Description of the task
The answer must consist of each line below that holds the word "icon", copied as it stands.

Records shown

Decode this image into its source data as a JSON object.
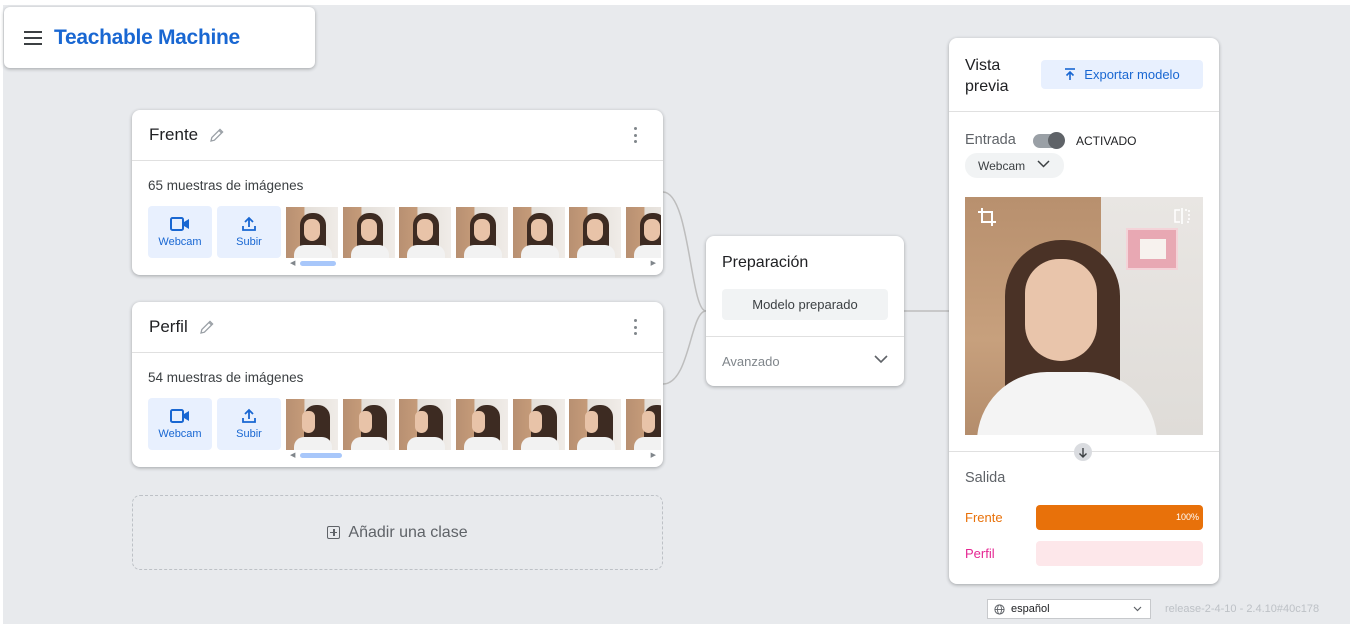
{
  "app": {
    "title": "Teachable Machine"
  },
  "classes": [
    {
      "name": "Frente",
      "samples": "65 muestras de imágenes",
      "webcam_label": "Webcam",
      "upload_label": "Subir"
    },
    {
      "name": "Perfil",
      "samples": "54 muestras de imágenes",
      "webcam_label": "Webcam",
      "upload_label": "Subir"
    }
  ],
  "add_class_label": "Añadir una clase",
  "training": {
    "title": "Preparación",
    "button_label": "Modelo preparado",
    "advanced_label": "Avanzado"
  },
  "preview": {
    "title": "Vista previa",
    "export_label": "Exportar modelo",
    "input_label": "Entrada",
    "toggle_state": "ACTIVADO",
    "input_source": "Webcam",
    "output_label": "Salida",
    "outputs": [
      {
        "name": "Frente",
        "value": 1.0,
        "percent_label": "100%",
        "color": "#e8710a",
        "track_color": "#fce0c8"
      },
      {
        "name": "Perfil",
        "value": 0.0,
        "percent_label": "",
        "color": "#e52592",
        "track_color": "#fde7ea"
      }
    ]
  },
  "footer": {
    "language": "español",
    "release": "release-2-4-10 - 2.4.10#40c178"
  },
  "colors": {
    "accent": "#1967d2",
    "accent_bg": "#e8f0fe",
    "frente": "#e8710a",
    "perfil": "#e52592"
  }
}
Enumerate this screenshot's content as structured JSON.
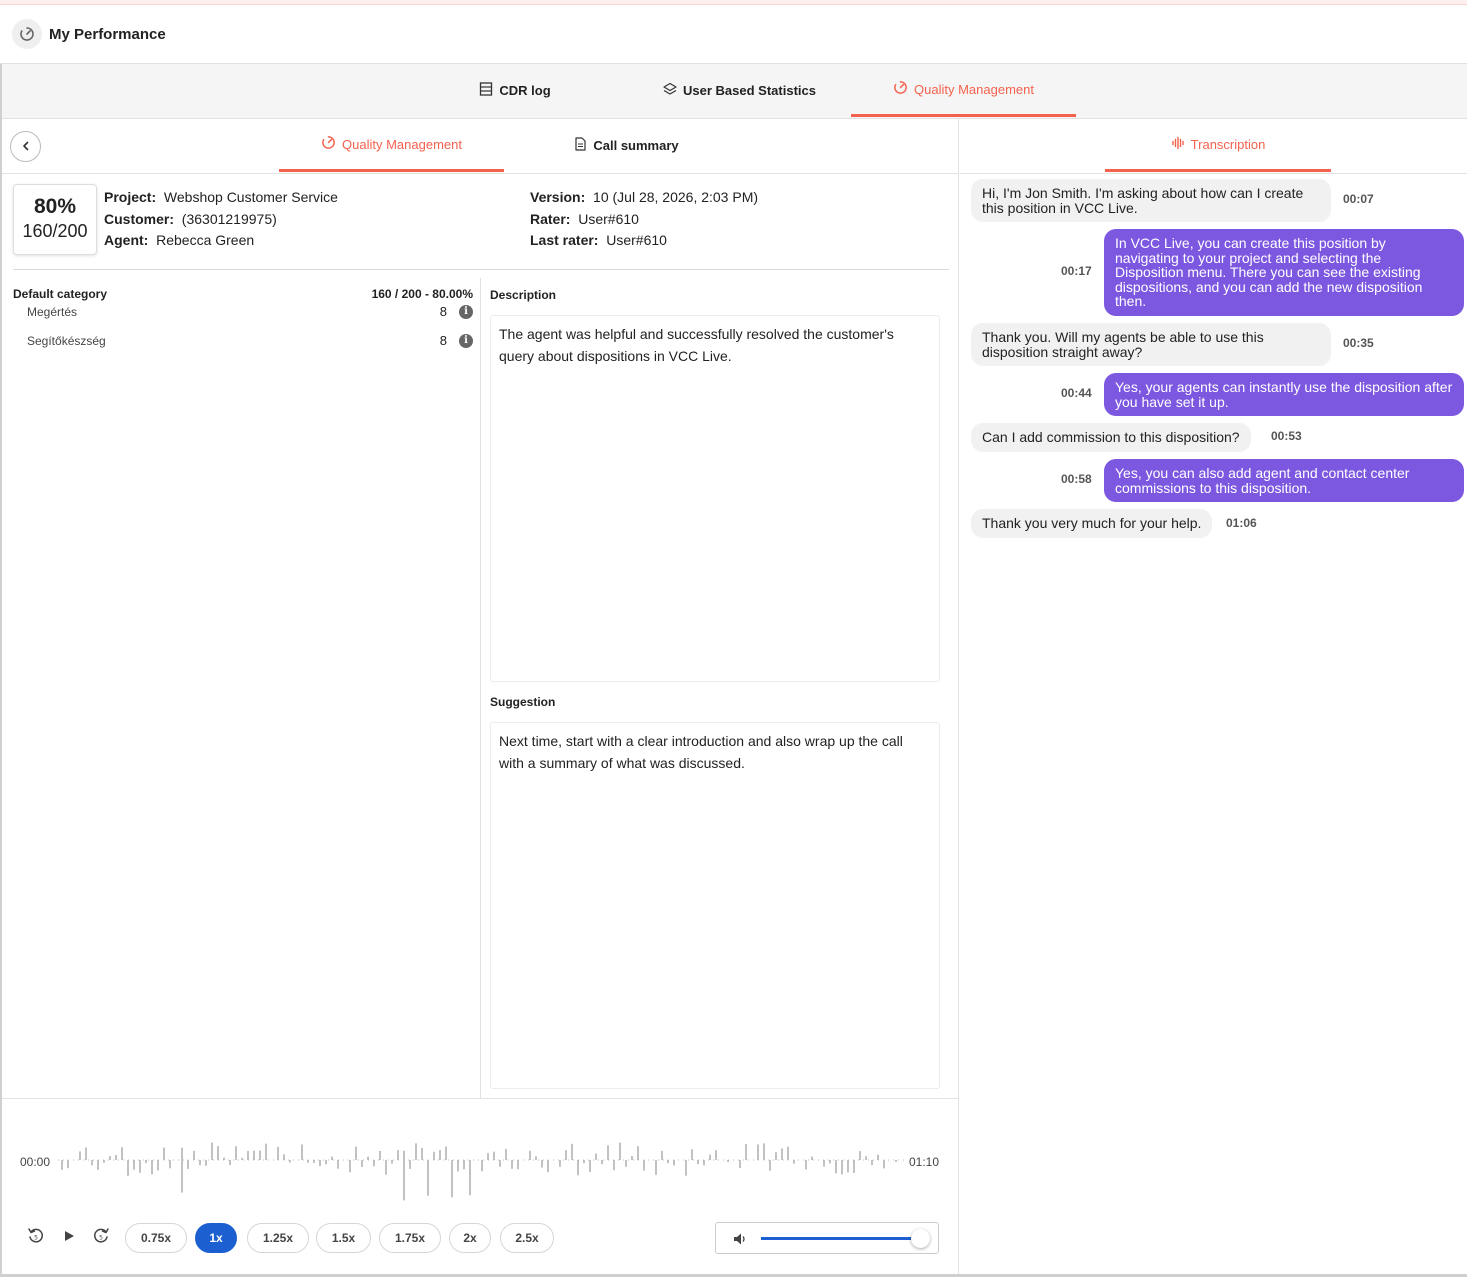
{
  "app": {
    "title": "My Performance"
  },
  "main_tabs": [
    {
      "label": "CDR log",
      "icon": "list-icon"
    },
    {
      "label": "User Based Statistics",
      "icon": "layers-icon"
    },
    {
      "label": "Quality Management",
      "icon": "gauge-icon"
    }
  ],
  "sub_tabs": [
    {
      "label": "Quality Management",
      "icon": "gauge-icon"
    },
    {
      "label": "Call summary",
      "icon": "document-icon"
    }
  ],
  "score": {
    "percent": "80%",
    "fraction": "160/200"
  },
  "info": {
    "project_label": "Project:",
    "project": "Webshop Customer Service",
    "customer_label": "Customer:",
    "customer": "(36301219975)",
    "agent_label": "Agent:",
    "agent": "Rebecca Green",
    "version_label": "Version:",
    "version": "10 (Jul 28, 2026, 2:03 PM)",
    "rater_label": "Rater:",
    "rater": "User#610",
    "last_rater_label": "Last rater:",
    "last_rater": "User#610"
  },
  "category": {
    "name": "Default category",
    "total": "160 / 200 - 80.00%",
    "criteria": [
      {
        "name": "Megértés",
        "value": "8"
      },
      {
        "name": "Segítőkészség",
        "value": "8"
      }
    ]
  },
  "description": {
    "label": "Description",
    "text": "The agent was helpful and successfully resolved the customer's query about dispositions in VCC Live."
  },
  "suggestion": {
    "label": "Suggestion",
    "text": "Next time, start with a clear introduction and also wrap up the call with a summary of what was discussed."
  },
  "player": {
    "start_time": "00:00",
    "end_time": "01:10",
    "speeds": [
      "0.75x",
      "1x",
      "1.25x",
      "1.5x",
      "1.75x",
      "2x",
      "2.5x"
    ],
    "active_speed": "1x",
    "volume": 1.0
  },
  "transcription": {
    "tab_label": "Transcription",
    "messages": [
      {
        "speaker": "customer",
        "text": "Hi, I'm Jon Smith. I'm asking about how can I create this position in VCC Live.",
        "time": "00:07"
      },
      {
        "speaker": "agent",
        "text": "In VCC Live, you can create this position by navigating to your project and selecting the Disposition menu. There you can see the existing dispositions, and you can add the new disposition then.",
        "time": "00:17"
      },
      {
        "speaker": "customer",
        "text": "Thank you. Will my agents be able to use this disposition straight away?",
        "time": "00:35"
      },
      {
        "speaker": "agent",
        "text": "Yes, your agents can instantly use the disposition after you have set it up.",
        "time": "00:44"
      },
      {
        "speaker": "customer",
        "text": "Can I add commission to this disposition?",
        "time": "00:53"
      },
      {
        "speaker": "agent",
        "text": "Yes, you can also add agent and contact center commissions to this disposition.",
        "time": "00:58"
      },
      {
        "speaker": "customer",
        "text": "Thank you very much for your help.",
        "time": "01:06"
      }
    ]
  },
  "colors": {
    "accent": "#f4624e",
    "agent_bubble": "#7c57e0",
    "customer_bubble": "#f1f1f1",
    "active_speed": "#1c5fd0"
  }
}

Result for this exercise
      "icon": "list-icon"
      "icon": "layers-icon"
      "icon": "gauge-icon"
      "icon": "gauge-icon"
      "icon": "document-icon"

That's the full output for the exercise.